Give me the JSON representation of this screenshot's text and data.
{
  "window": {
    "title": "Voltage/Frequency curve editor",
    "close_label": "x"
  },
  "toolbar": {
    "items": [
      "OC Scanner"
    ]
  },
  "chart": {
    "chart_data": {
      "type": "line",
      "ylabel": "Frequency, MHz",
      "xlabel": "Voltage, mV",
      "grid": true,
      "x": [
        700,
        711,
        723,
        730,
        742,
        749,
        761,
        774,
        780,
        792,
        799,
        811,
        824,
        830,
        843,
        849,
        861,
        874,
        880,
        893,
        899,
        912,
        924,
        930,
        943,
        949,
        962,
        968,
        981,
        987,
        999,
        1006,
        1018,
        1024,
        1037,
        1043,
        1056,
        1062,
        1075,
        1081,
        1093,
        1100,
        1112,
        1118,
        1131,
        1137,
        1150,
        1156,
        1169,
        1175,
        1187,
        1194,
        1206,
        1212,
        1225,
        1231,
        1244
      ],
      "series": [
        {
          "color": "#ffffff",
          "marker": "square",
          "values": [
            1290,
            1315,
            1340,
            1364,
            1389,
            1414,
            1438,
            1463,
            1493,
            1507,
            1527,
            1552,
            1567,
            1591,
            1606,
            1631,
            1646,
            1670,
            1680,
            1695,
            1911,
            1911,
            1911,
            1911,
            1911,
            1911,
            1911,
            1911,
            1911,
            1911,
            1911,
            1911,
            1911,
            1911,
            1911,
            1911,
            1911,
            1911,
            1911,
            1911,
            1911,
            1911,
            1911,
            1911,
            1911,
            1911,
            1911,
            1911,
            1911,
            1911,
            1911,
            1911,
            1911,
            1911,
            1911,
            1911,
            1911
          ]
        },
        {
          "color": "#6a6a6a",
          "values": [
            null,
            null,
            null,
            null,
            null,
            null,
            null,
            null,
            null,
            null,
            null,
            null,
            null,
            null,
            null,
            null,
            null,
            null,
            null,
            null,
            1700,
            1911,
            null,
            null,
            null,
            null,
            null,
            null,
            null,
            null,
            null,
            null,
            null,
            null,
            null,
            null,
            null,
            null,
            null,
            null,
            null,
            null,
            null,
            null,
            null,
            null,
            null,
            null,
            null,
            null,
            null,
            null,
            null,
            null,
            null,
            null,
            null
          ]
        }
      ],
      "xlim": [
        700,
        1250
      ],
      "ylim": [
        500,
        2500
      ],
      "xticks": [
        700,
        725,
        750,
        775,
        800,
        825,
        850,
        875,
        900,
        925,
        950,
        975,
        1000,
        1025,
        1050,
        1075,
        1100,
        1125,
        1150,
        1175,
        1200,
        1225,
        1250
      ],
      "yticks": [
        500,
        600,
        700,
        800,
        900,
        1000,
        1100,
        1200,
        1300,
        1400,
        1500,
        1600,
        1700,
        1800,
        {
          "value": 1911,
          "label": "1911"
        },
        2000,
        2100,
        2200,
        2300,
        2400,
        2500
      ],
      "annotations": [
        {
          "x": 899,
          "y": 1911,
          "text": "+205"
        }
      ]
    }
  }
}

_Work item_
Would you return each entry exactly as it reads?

_Response_
Give me the JSON representation of this screenshot's text and data.
{
  "window": {
    "title": "Voltage/Frequency curve editor",
    "close_label": "x"
  },
  "toolbar": {
    "items": [
      "OC Scanner"
    ]
  },
  "chart": {
    "chart_data": {
      "type": "line",
      "ylabel": "Frequency, MHz",
      "xlabel": "Voltage, mV",
      "grid": true,
      "x": [
        700,
        711,
        723,
        730,
        742,
        749,
        761,
        774,
        780,
        792,
        799,
        811,
        824,
        830,
        843,
        849,
        861,
        874,
        880,
        893,
        899,
        912,
        924,
        930,
        943,
        949,
        962,
        968,
        981,
        987,
        999,
        1006,
        1018,
        1024,
        1037,
        1043,
        1056,
        1062,
        1075,
        1081,
        1093,
        1100,
        1112,
        1118,
        1131,
        1137,
        1150,
        1156,
        1169,
        1175,
        1187,
        1194,
        1206,
        1212,
        1225,
        1231,
        1244
      ],
      "series": [
        {
          "color": "#ffffff",
          "marker": "square",
          "values": [
            1290,
            1315,
            1340,
            1364,
            1389,
            1414,
            1438,
            1463,
            1493,
            1507,
            1527,
            1552,
            1567,
            1591,
            1606,
            1631,
            1646,
            1670,
            1680,
            1695,
            1911,
            1911,
            1911,
            1911,
            1911,
            1911,
            1911,
            1911,
            1911,
            1911,
            1911,
            1911,
            1911,
            1911,
            1911,
            1911,
            1911,
            1911,
            1911,
            1911,
            1911,
            1911,
            1911,
            1911,
            1911,
            1911,
            1911,
            1911,
            1911,
            1911,
            1911,
            1911,
            1911,
            1911,
            1911,
            1911,
            1911
          ]
        },
        {
          "color": "#6a6a6a",
          "values": [
            null,
            null,
            null,
            null,
            null,
            null,
            null,
            null,
            null,
            null,
            null,
            null,
            null,
            null,
            null,
            null,
            null,
            null,
            null,
            null,
            1700,
            1911,
            null,
            null,
            null,
            null,
            null,
            null,
            null,
            null,
            null,
            null,
            null,
            null,
            null,
            null,
            null,
            null,
            null,
            null,
            null,
            null,
            null,
            null,
            null,
            null,
            null,
            null,
            null,
            null,
            null,
            null,
            null,
            null,
            null,
            null,
            null
          ]
        }
      ],
      "xlim": [
        700,
        1250
      ],
      "ylim": [
        500,
        2500
      ],
      "xticks": [
        700,
        725,
        750,
        775,
        800,
        825,
        850,
        875,
        900,
        925,
        950,
        975,
        1000,
        1025,
        1050,
        1075,
        1100,
        1125,
        1150,
        1175,
        1200,
        1225,
        1250
      ],
      "yticks": [
        500,
        600,
        700,
        800,
        900,
        1000,
        1100,
        1200,
        1300,
        1400,
        1500,
        1600,
        1700,
        1800,
        {
          "value": 1911,
          "label": "1911"
        },
        2000,
        2100,
        2200,
        2300,
        2400,
        2500
      ],
      "annotations": [
        {
          "x": 899,
          "y": 1911,
          "text": "+205"
        }
      ]
    }
  }
}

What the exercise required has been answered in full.